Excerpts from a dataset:

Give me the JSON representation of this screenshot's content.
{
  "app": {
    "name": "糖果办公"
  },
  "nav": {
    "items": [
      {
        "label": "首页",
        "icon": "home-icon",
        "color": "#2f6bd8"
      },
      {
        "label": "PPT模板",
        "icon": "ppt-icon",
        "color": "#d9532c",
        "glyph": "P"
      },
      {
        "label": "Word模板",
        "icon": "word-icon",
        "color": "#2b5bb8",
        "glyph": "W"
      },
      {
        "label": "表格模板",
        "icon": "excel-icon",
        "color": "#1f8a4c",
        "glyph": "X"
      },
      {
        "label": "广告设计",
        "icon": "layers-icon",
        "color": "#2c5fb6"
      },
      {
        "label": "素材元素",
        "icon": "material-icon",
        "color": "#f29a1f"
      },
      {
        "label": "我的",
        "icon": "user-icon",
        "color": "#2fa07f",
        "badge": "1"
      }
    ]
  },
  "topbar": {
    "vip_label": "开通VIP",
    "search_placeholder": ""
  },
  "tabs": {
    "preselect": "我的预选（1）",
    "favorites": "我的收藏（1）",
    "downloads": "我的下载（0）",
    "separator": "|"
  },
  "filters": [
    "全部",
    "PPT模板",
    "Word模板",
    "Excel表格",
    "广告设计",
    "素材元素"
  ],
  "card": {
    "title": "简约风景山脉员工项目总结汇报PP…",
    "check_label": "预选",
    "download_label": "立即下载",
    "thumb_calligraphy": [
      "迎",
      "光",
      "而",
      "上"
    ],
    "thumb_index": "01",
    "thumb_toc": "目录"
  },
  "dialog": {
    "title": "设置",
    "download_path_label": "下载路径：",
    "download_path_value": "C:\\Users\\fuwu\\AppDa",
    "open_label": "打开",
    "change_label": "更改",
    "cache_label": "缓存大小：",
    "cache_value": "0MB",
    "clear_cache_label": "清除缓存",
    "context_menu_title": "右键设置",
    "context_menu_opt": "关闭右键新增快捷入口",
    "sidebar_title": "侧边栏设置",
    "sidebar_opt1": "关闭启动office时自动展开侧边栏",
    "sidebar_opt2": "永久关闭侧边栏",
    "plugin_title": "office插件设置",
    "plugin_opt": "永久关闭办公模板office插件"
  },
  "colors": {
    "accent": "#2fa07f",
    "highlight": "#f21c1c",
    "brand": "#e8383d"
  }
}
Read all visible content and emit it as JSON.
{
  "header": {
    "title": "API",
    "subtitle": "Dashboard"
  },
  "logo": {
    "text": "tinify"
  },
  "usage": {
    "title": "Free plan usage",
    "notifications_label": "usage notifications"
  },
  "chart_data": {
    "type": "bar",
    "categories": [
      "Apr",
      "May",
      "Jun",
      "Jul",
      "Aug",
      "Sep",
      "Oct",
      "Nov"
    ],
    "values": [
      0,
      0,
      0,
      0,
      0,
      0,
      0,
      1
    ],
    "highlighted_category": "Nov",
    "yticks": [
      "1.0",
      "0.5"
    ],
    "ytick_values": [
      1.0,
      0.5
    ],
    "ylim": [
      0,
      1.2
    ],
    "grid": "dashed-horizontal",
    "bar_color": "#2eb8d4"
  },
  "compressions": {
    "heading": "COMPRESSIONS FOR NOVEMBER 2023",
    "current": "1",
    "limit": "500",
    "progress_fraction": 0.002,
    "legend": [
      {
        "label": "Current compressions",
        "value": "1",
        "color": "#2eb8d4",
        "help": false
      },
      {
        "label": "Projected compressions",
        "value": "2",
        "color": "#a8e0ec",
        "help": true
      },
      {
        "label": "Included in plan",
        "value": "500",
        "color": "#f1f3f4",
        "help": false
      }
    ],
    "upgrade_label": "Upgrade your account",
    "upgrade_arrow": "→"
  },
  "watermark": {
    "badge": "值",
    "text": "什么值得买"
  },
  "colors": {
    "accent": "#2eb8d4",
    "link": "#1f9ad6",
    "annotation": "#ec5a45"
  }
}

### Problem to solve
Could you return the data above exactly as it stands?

### Reply to the task
Give me the JSON representation of this screenshot's content.
{
  "app": {
    "name": "糖果办公"
  },
  "nav": {
    "items": [
      {
        "label": "首页",
        "icon": "home-icon",
        "color": "#2f6bd8"
      },
      {
        "label": "PPT模板",
        "icon": "ppt-icon",
        "color": "#d9532c",
        "glyph": "P"
      },
      {
        "label": "Word模板",
        "icon": "word-icon",
        "color": "#2b5bb8",
        "glyph": "W"
      },
      {
        "label": "表格模板",
        "icon": "excel-icon",
        "color": "#1f8a4c",
        "glyph": "X"
      },
      {
        "label": "广告设计",
        "icon": "layers-icon",
        "color": "#2c5fb6"
      },
      {
        "label": "素材元素",
        "icon": "material-icon",
        "color": "#f29a1f"
      },
      {
        "label": "我的",
        "icon": "user-icon",
        "color": "#2fa07f",
        "badge": "1"
      }
    ]
  },
  "topbar": {
    "vip_label": "开通VIP",
    "search_placeholder": ""
  },
  "tabs": {
    "preselect": "我的预选（1）",
    "favorites": "我的收藏（1）",
    "downloads": "我的下载（0）",
    "separator": "|"
  },
  "filters": [
    "全部",
    "PPT模板",
    "Word模板",
    "Excel表格",
    "广告设计",
    "素材元素"
  ],
  "card": {
    "title": "简约风景山脉员工项目总结汇报PP…",
    "check_label": "预选",
    "download_label": "立即下载",
    "thumb_calligraphy": [
      "迎",
      "光",
      "而",
      "上"
    ],
    "thumb_index": "01",
    "thumb_toc": "目录"
  },
  "dialog": {
    "title": "设置",
    "download_path_label": "下载路径：",
    "download_path_value": "C:\\Users\\fuwu\\AppDa",
    "open_label": "打开",
    "change_label": "更改",
    "cache_label": "缓存大小：",
    "cache_value": "0MB",
    "clear_cache_label": "清除缓存",
    "context_menu_title": "右键设置",
    "context_menu_opt": "关闭右键新增快捷入口",
    "sidebar_title": "侧边栏设置",
    "sidebar_opt1": "关闭启动office时自动展开侧边栏",
    "sidebar_opt2": "永久关闭侧边栏",
    "plugin_title": "office插件设置",
    "plugin_opt": "永久关闭办公模板office插件"
  },
  "colors": {
    "accent": "#2fa07f",
    "highlight": "#f21c1c",
    "brand": "#e8383d"
  }
}
Read all visible content and emit it as JSON.
{
  "header": {
    "title": "API",
    "subtitle": "Dashboard"
  },
  "logo": {
    "text": "tinify"
  },
  "usage": {
    "title": "Free plan usage",
    "notifications_label": "usage notifications"
  },
  "chart_data": {
    "type": "bar",
    "categories": [
      "Apr",
      "May",
      "Jun",
      "Jul",
      "Aug",
      "Sep",
      "Oct",
      "Nov"
    ],
    "values": [
      0,
      0,
      0,
      0,
      0,
      0,
      0,
      1
    ],
    "highlighted_category": "Nov",
    "yticks": [
      "1.0",
      "0.5"
    ],
    "ytick_values": [
      1.0,
      0.5
    ],
    "ylim": [
      0,
      1.2
    ],
    "grid": "dashed-horizontal",
    "bar_color": "#2eb8d4"
  },
  "compressions": {
    "heading": "COMPRESSIONS FOR NOVEMBER 2023",
    "current": "1",
    "limit": "500",
    "progress_fraction": 0.002,
    "legend": [
      {
        "label": "Current compressions",
        "value": "1",
        "color": "#2eb8d4",
        "help": false
      },
      {
        "label": "Projected compressions",
        "value": "2",
        "color": "#a8e0ec",
        "help": true
      },
      {
        "label": "Included in plan",
        "value": "500",
        "color": "#f1f3f4",
        "help": false
      }
    ],
    "upgrade_label": "Upgrade your account",
    "upgrade_arrow": "→"
  },
  "watermark": {
    "badge": "值",
    "text": "什么值得买"
  },
  "colors": {
    "accent": "#2eb8d4",
    "link": "#1f9ad6",
    "annotation": "#ec5a45"
  }
}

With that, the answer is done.